Karen Fratti, Columnist
So much for softball. In a historic move for women’s sports, two women were signed to a minor league baseball team in California. The Sonoma Stompers of the Pacific Association of Professional Baseball Clubs signed Kelsie Whitmore, a 17-year-old pitcher and outfielder, and Stacy Piagno a 25-year-old pitcher and infielder, who will be added to the roster starting in July. There is a difference between softball and hardball, and both of these women have always been involved with the latter — Whitmore graduated from the California Baseball Academy and Piagno has a gold medal from playing with the U.S. women’s national baseball team at the 2015 Pan American Games. This is a really big deal for anyone who’s ever wanted to play with the boys.
And it’s all because of Francis Ford Coppola. His Sonoma-based winery sponsors the Stompers and he used his leverage to help recruit women as well as men for the independent baseball team. He said in a press release, “When watching Major League Baseball, I always wondered why there couldn’t be a co-ed team. It’s the one major sport in which weight and strength come less into play.” Coppola added, “When my Sonoma winery became involved with the Stompers, I had the opportunity to turn this thought into a reality and recruit these amazing women capable of playing alongside men.”
The only other woman who plays baseball on the pro-level is a French woman named Melissa Mayeux, who was added to the MLB international registration list, which means she can be recruited and signed by the professional baseball league. Last year, Mayeux told SB Nation that she prefers baseball to softball and just likes being on the field. “I have always liked and found it absolutely normal to play with and against boys,” she said. “On the field, I’m no longer Melissa Mayeux: I become a baseball player like anyone else. Baseball runs in my veins.”
Theo Fightmaster, the general manager for The Stompers, told MLB.com that putting Whitmore and Piagno on the roster for a big game tomorrow isn’t just a stunt. He wants them to play and see what they know. “Let’s give women a chance to be part of a team, let’s give women a chance to play against men,” he said. “What will they learn? What have they not been coached because they haven’t had the same coaching as boys?”
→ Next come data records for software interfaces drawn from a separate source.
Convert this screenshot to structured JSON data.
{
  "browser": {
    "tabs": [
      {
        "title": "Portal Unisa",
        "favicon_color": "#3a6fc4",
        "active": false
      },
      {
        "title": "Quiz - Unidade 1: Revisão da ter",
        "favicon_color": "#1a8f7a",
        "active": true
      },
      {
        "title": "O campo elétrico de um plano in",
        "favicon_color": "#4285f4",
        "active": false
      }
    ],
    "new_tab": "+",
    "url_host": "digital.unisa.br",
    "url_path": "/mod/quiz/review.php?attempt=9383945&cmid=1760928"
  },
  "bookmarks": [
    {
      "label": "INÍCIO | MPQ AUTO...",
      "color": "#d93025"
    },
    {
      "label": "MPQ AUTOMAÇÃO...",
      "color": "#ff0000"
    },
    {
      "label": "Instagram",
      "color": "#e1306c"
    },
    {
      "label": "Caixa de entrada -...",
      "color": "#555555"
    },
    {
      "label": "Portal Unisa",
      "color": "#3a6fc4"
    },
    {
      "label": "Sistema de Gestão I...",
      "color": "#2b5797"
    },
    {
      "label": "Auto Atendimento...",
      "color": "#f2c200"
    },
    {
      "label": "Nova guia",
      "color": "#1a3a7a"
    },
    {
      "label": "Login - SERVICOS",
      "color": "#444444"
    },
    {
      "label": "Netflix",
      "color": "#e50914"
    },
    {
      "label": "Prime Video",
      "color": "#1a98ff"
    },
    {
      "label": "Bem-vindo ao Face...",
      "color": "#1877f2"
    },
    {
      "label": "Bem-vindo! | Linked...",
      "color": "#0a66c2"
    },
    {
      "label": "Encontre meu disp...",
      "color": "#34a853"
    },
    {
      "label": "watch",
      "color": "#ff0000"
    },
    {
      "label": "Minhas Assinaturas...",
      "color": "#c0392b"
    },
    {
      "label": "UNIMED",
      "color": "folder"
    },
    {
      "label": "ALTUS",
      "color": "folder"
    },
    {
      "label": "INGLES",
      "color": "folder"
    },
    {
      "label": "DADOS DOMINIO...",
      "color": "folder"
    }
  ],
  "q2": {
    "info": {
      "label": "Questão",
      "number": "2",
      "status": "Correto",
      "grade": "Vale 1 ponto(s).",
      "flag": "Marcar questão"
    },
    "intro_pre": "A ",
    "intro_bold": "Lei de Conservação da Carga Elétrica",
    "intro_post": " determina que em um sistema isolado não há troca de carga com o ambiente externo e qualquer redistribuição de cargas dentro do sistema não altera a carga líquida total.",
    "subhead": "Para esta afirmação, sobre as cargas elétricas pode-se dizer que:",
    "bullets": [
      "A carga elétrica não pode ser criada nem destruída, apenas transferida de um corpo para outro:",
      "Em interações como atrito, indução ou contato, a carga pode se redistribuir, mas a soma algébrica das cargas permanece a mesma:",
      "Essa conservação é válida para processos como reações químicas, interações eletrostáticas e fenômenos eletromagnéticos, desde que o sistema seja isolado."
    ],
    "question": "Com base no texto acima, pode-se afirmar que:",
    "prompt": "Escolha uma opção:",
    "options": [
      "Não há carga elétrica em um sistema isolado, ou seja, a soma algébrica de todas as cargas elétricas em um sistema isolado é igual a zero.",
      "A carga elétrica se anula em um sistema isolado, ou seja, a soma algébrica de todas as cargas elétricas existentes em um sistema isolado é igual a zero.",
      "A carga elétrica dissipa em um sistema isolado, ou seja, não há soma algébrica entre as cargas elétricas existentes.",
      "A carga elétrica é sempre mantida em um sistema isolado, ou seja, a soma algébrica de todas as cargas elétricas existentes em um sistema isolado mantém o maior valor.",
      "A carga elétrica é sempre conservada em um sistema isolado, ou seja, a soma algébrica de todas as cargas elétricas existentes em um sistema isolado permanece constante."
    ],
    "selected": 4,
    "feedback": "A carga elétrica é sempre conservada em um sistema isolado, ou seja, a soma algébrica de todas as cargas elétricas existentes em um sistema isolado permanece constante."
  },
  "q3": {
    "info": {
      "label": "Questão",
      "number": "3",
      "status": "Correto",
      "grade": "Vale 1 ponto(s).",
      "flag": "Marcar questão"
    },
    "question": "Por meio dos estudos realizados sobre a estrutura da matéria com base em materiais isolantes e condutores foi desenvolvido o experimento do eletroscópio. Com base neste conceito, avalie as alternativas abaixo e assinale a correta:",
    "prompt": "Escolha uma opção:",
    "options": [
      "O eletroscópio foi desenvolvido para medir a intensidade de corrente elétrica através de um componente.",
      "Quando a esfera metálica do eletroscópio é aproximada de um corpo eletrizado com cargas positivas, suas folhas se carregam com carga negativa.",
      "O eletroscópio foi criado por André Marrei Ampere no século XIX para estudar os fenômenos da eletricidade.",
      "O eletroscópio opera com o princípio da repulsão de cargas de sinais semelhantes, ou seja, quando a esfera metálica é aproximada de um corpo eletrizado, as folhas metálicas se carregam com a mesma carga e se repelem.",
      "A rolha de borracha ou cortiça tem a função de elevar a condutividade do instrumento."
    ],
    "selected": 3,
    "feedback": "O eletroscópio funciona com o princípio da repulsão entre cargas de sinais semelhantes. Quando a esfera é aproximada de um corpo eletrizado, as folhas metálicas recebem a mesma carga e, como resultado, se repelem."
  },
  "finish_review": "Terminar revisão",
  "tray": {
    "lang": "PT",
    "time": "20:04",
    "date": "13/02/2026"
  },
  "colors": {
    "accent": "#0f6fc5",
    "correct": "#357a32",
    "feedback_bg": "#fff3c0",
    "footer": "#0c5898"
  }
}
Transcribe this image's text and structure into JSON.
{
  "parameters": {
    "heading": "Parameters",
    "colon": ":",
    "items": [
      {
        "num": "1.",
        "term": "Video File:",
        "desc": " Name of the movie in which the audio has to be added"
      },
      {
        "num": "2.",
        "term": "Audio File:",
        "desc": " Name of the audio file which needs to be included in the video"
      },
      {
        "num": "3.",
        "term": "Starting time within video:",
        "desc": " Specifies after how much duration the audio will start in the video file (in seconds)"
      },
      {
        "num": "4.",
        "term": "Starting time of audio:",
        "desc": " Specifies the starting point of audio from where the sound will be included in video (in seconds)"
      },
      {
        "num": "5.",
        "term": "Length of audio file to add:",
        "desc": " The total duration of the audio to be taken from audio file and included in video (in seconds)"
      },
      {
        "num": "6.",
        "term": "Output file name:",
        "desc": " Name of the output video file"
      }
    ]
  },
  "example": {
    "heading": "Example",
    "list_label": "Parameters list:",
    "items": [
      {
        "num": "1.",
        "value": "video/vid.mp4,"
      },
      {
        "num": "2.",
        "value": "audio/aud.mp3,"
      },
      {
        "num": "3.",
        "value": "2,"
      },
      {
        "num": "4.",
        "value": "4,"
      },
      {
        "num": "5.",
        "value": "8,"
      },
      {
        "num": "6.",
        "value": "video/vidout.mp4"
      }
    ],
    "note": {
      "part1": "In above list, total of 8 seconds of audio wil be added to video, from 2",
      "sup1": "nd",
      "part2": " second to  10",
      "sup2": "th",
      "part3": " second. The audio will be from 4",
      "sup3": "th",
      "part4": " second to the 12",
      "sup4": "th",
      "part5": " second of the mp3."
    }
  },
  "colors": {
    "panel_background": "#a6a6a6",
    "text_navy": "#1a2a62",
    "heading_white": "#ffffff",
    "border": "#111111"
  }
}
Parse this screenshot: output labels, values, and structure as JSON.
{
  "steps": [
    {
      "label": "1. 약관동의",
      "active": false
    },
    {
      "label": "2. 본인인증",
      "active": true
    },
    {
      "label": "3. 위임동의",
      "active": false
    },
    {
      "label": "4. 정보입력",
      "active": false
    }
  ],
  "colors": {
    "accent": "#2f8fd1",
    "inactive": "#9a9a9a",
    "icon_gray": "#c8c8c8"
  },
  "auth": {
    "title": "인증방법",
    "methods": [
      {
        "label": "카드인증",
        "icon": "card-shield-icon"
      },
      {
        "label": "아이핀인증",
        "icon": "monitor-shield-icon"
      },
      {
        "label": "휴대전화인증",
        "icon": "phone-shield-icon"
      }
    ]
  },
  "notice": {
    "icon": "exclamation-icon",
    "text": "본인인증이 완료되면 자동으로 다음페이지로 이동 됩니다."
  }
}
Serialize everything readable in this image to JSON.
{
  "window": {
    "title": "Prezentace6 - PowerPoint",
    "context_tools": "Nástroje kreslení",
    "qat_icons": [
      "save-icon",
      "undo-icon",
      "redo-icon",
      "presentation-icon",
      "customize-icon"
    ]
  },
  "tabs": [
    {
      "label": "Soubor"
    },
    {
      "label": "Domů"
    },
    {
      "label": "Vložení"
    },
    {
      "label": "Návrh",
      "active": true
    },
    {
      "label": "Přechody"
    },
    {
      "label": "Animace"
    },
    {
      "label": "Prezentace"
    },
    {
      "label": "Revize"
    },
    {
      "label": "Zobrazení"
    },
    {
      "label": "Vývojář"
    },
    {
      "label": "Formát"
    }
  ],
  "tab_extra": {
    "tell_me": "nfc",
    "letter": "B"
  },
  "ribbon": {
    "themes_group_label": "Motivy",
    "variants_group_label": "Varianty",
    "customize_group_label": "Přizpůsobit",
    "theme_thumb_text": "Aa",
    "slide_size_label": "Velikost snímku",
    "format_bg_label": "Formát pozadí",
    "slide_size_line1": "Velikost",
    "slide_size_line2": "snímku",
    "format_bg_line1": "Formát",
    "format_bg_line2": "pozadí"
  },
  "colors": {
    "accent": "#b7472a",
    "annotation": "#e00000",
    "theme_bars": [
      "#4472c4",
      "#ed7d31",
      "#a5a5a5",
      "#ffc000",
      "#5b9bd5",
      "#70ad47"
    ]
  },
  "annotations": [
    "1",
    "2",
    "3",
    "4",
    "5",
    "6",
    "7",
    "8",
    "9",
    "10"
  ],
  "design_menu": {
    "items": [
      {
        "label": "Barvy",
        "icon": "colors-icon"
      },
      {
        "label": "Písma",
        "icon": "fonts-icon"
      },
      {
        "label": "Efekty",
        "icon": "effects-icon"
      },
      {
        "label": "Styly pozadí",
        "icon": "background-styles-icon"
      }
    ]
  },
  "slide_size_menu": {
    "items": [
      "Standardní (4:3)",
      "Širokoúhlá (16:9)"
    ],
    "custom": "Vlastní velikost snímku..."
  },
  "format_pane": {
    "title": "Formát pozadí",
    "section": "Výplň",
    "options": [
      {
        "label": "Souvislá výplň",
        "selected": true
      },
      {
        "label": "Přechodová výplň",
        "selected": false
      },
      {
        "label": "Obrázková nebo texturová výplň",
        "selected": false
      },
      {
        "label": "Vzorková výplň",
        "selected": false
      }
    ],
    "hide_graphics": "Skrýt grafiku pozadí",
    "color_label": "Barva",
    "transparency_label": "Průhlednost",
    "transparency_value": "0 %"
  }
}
Fightmaster is kind of all about equal rights. Last year at the beginning of Pride, he started Sean Conroy, the first openly gay pro baseball player on the mound.
It’s good news that women (and gay men) have a place in America’s favorite past time. There’s no crying in baseball, but maybe Whitmore and Piagno will make a few men shed some tears.